## YOUR TASK
Give the count of lines in the entries that include "machine", and write nothing besides it.

RECORDS FOR THE EXERCISE section start

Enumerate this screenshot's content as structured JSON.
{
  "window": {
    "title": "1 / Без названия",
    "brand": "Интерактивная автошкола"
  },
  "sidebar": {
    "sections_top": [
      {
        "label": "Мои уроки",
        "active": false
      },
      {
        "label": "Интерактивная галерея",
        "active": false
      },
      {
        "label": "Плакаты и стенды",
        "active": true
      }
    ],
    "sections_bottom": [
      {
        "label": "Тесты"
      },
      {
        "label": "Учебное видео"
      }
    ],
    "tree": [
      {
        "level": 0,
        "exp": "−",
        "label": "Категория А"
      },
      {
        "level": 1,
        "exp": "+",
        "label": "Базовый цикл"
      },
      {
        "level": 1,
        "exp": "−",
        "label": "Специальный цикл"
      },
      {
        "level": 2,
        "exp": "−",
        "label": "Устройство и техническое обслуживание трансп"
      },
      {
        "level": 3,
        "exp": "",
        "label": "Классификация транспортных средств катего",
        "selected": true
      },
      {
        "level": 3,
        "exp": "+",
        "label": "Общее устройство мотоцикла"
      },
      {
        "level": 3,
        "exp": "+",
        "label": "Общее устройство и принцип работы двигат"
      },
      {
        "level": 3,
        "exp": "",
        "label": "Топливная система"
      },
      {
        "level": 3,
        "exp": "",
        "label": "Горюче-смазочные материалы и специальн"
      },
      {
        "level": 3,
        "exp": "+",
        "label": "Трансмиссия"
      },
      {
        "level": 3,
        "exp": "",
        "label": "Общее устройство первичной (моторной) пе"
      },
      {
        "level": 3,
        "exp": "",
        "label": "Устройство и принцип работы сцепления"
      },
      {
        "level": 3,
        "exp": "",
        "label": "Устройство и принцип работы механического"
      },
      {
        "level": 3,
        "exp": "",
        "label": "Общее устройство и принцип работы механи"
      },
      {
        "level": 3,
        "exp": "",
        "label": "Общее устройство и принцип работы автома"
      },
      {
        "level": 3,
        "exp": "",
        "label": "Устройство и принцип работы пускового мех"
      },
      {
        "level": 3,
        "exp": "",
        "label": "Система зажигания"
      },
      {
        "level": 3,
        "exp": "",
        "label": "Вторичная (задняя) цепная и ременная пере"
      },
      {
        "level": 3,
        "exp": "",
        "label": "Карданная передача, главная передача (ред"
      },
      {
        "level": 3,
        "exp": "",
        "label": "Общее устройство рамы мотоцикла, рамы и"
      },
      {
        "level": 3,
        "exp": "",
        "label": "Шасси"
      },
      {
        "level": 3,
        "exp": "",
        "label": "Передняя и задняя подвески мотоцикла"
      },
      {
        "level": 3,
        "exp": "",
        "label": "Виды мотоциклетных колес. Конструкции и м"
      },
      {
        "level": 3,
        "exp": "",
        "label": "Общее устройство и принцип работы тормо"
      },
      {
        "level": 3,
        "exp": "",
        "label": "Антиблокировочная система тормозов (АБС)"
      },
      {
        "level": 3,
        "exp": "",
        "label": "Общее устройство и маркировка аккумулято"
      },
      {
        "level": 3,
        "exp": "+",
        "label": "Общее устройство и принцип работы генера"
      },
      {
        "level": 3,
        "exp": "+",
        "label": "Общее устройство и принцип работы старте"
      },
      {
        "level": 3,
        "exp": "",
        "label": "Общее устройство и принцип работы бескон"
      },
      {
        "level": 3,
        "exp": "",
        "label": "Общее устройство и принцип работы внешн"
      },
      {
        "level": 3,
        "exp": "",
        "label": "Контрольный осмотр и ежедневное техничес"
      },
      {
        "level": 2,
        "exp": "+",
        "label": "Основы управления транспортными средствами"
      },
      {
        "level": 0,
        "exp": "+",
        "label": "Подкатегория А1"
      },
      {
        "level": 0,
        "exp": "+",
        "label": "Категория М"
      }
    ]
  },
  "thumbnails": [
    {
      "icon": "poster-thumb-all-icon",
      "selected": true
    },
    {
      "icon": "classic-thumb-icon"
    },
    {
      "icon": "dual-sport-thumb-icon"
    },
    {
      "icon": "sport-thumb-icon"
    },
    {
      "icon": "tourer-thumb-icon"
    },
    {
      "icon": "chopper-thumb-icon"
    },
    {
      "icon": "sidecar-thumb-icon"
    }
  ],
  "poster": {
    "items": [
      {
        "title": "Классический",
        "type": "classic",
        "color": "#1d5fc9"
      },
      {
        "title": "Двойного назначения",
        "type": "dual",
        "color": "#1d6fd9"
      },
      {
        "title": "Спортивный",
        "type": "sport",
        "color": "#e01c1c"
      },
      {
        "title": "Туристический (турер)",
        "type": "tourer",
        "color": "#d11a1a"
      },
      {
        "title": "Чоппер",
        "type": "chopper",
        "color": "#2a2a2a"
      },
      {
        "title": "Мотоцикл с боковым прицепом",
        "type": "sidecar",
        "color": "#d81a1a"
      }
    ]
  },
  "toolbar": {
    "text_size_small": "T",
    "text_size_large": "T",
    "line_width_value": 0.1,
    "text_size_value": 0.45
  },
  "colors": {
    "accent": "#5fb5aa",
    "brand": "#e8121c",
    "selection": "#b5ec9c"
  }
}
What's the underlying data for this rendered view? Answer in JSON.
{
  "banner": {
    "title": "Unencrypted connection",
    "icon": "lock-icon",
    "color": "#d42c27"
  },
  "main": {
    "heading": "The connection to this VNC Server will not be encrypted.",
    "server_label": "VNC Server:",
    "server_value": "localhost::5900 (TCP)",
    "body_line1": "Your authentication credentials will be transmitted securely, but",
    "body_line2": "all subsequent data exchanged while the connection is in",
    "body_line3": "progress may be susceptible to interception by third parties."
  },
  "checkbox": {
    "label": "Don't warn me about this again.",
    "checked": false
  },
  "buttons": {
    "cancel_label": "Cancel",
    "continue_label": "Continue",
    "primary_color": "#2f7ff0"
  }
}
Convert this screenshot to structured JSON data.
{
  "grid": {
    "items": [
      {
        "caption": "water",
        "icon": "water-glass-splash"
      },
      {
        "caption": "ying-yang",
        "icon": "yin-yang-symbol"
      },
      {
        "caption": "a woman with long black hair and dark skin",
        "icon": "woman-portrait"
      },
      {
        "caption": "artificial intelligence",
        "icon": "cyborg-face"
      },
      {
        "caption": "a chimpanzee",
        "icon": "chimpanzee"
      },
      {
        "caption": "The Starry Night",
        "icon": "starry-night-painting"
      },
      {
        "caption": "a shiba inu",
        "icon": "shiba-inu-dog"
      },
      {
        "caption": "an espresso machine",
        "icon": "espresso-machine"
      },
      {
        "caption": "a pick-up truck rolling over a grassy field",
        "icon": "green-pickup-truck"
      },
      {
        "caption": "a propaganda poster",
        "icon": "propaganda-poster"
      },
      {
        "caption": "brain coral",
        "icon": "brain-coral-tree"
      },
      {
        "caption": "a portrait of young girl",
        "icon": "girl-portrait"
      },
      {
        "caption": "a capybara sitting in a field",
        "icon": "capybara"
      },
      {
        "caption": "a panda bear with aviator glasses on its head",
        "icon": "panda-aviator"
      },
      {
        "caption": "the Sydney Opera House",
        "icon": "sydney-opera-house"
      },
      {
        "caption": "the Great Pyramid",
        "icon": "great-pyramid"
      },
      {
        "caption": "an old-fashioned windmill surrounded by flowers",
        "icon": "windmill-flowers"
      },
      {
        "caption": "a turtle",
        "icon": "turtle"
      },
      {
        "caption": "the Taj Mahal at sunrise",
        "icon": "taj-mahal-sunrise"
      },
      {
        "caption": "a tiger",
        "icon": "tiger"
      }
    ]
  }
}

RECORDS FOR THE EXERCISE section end

## TASK OUTPUT
2